[Web page and app entries]
*****
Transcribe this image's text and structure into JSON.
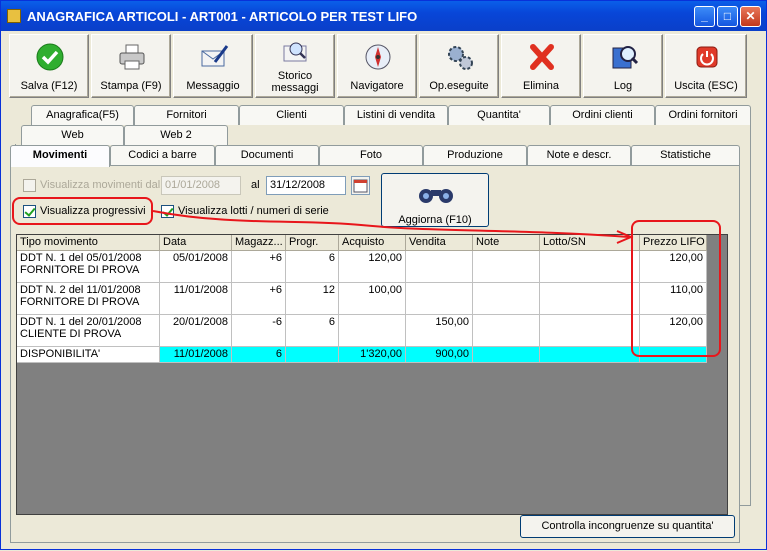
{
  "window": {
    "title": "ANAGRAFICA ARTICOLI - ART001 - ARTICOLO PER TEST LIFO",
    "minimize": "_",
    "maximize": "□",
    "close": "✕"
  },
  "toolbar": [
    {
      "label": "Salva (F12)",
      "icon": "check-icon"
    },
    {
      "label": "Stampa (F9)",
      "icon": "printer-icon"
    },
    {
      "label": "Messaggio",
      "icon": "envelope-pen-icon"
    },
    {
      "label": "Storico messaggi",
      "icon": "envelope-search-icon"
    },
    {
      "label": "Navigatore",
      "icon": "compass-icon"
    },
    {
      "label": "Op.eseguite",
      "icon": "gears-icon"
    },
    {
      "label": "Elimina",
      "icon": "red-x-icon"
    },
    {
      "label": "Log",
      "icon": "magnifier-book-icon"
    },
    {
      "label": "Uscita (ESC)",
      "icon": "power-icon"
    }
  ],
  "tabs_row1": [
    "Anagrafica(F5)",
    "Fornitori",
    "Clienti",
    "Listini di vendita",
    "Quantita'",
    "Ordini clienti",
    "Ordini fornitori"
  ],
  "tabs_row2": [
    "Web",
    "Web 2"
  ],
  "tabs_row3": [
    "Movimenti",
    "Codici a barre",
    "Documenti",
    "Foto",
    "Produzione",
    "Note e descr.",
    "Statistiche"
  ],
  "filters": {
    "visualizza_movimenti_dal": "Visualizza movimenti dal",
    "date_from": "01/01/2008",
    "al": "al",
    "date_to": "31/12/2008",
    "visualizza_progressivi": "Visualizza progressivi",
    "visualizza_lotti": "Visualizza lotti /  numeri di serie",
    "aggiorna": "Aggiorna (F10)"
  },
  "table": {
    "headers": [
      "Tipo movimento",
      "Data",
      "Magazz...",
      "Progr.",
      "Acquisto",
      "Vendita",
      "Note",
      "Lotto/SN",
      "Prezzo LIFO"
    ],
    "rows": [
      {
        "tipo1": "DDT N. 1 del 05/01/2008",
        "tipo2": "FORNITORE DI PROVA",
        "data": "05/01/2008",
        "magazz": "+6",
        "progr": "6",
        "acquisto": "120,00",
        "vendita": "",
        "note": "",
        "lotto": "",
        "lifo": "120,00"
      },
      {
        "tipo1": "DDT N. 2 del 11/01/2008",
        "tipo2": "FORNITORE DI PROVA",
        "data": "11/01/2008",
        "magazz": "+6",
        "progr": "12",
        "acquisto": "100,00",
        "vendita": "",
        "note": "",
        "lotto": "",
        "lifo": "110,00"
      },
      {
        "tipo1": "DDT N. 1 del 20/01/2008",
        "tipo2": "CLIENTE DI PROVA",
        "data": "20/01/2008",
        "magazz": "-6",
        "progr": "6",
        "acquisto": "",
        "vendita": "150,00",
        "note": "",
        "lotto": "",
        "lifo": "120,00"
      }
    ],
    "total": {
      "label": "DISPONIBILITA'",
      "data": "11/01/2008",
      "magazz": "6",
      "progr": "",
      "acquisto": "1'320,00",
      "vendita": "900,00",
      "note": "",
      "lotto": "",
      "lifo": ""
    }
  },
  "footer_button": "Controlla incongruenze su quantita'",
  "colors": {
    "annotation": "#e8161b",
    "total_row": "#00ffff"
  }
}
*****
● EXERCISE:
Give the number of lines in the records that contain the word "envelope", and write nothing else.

● ANSWER SECTION:
2